Amnesty International Report 2006 - Hungary
|Publication Date||23 May 2006|
|Cite as||Amnesty International, Amnesty International Report 2006 - Hungary, 23 May 2006, available at: http://www.refworld.org/docid/447ff7aa20.html [accessed 28 July 2015]|
|Disclaimer||This is not a UNHCR publication. UNHCR is not responsible for, nor does it necessarily endorse, its content. Any views expressed are solely those of the author or publisher and do not necessarily reflect those of UNHCR, the United Nations or its Member States.|
Racist attacks on Roma and other minorities, and discrimination against Roma in all sectors of public services, continued. There was official acknowledgement that segregation in schools had increased for Romani children, a quarter of whom were being taught separately despite anti-discrimination legislation. In education, health care and housing, the Romani population continued to face deprivation and discrimination. Legislation to tackle violence against women in abusive relationships was delayed.

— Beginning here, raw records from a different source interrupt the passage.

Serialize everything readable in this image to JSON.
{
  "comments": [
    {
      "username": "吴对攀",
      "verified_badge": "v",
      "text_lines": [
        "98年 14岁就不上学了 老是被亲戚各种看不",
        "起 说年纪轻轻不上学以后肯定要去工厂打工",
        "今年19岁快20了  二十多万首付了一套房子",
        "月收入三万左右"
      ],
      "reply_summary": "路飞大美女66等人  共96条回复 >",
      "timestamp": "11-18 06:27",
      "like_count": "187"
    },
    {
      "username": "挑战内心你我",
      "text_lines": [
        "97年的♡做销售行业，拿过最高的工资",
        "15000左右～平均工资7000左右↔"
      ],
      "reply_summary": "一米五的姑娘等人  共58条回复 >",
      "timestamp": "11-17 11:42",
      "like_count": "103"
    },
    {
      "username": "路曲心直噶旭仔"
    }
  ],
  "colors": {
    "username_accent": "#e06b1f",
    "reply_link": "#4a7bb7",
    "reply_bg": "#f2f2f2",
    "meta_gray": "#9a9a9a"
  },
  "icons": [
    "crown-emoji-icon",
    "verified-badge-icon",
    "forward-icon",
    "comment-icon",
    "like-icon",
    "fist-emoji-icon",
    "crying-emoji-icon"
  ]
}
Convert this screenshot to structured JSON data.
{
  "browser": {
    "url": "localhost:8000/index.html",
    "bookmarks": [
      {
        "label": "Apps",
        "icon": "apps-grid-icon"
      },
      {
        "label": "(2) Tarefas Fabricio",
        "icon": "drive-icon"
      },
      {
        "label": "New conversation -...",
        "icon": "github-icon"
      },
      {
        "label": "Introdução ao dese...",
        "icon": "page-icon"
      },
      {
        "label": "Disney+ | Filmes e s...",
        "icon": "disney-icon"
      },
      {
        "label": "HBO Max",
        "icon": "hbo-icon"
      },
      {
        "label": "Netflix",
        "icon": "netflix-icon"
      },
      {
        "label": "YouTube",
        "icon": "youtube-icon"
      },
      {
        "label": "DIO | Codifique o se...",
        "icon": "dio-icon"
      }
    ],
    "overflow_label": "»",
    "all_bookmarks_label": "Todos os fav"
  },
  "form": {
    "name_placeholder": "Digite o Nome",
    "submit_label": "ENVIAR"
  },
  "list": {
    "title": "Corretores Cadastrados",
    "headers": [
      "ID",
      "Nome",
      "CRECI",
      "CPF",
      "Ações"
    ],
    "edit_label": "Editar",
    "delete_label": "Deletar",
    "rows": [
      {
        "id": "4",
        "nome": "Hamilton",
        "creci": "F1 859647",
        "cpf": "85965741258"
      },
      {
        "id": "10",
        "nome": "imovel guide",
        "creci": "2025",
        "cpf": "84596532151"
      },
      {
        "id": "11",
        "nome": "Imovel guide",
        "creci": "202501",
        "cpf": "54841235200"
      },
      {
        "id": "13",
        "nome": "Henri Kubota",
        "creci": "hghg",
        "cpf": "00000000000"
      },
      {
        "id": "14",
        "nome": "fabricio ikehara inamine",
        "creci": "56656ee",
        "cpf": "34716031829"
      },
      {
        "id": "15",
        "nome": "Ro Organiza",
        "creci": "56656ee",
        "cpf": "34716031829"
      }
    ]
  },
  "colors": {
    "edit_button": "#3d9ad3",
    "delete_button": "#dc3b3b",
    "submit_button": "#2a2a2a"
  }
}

Racism and discrimination
Racist attacks and other racially motivated crimes continued to target Romani and Jewish communities. Public statements by senior political figures and the news media fostered racism and intolerance. Prime Minister Ferenc Gyurcsány apologized after referring to the Saudi Arabian football team as "full of terrorists" in February. The Vice-Chairman of Parliament's Human Rights Commission, Zsolt Semjén, also came in for criticism in February for a homophobic jibe at a rival political party.
In February the Constitutional Court declared provisions in a housing decree to be discriminatory and unconstitutional. The decree declared people ineligible for social housing if they had previously occupied accommodation without legal entitlement. The Court held that the decree had a disproportionately negative effect on Roma, and conflicted with local government obligations to house the socially deprived. Romani families reportedly received eviction notices even during a moratorium on winter evictions.
- By denying two Romani men entrance to a disco bar in Nagyhalasz, its owners had violated their dignity and infringed legal requirements of equal treatment, the Szabolcs-Szatmár-Bereg County Court held in June. Under comprehensive anti-discrimination legislation from 2003, the Court awarded 150,000 Hungarian forints (US$695) to each man as victims of racial discrimination. The disco bar was ordered to refrain from further discrimination against Roma.
In September, the European Roma Rights Centre based in Budapest, the capital, issued a report on Romani children's rights in Hungary, in advance of a periodic review of Hungary's obligations by the UN Committee on the Rights of the Child in January 2006. The report described how Romani children experienced segregation in education, health care and housing, and said that disproportionately high numbers were removed from their families by the state. More than half of Romani households did not have access to hot running water, and 17 per cent of the Romani population lived in settlements where there is no doctor.
In November the Commissioner for Integration of Disadvantaged and Roma Children at the Hungarian Ministry of Education confirmed that the segregation of Romani children remained a serious problem. At least 3,000 elementary school classes and 178 schools were predominantly made up of Romani students, and 25 per cent of Romani students were being taught in a segregated environment.
The police reportedly downplayed the discriminatory motivation of physical assaults on Roma and other minorities, and this reluctance was claimed to have led to punishments for the perpetrators of violent crimes that did not reflect the gravity of the offence.
- The case of 15-year-old Roma József Patai, who was stabbed on a bus in Budapest in May, was initially treated as a racist crime. However, after it emerged that the perpetrator was himself Roma, the police became reluctant to consider racism as a motive in subsequent crimes.
A resolution on the development of a national strategy to prevent and effectively address domestic violence, passed by parliament in 2003 in response to public concerns, remained largely unimplemented. The draft Law on the Order of Protection, requiring an abusive partner to temporarily leave jointly owned premises, was delayed. The only crisis centre in Budapest for women experiencing violence in the home remained partially closed, and no new shelters were established.
A new law to protect victims of domestic violence was being drafted. However, it still required a court to issue an order to restrain an abuser from approaching a victim, making immediate intervention by the police impossible. In addition, the draft law did not provide for extension of the 10-to-30-day limit of a restraining order, and imposition of such an order remained virtually impossible unless the victim was able or willing to testify against the abuser.
In January the UN Committee on the Elimination of Discrimination against Women found in a landmark case that Hungary had not provided effective protection from domestic violence. In a case brought before the Committee, an applicant who had been subjected to regular and severe violence, and whose partner had threatened both her and the children, was not admitted to a government shelter as none was equipped to accept her with her children, one of whom had severe disabilities. Neither protection nor a legal restraining order was available under national law. Legal proceedings initiated by the applicant herself were slow and ineffective, and a domestic court ordered that she share ownership of their apartment with her partner. The Committee ordered immediate measures to guarantee the physical and mental integrity of the woman and her family, and to ensure that all victims of domestic violence were accorded the maximum protection of the law.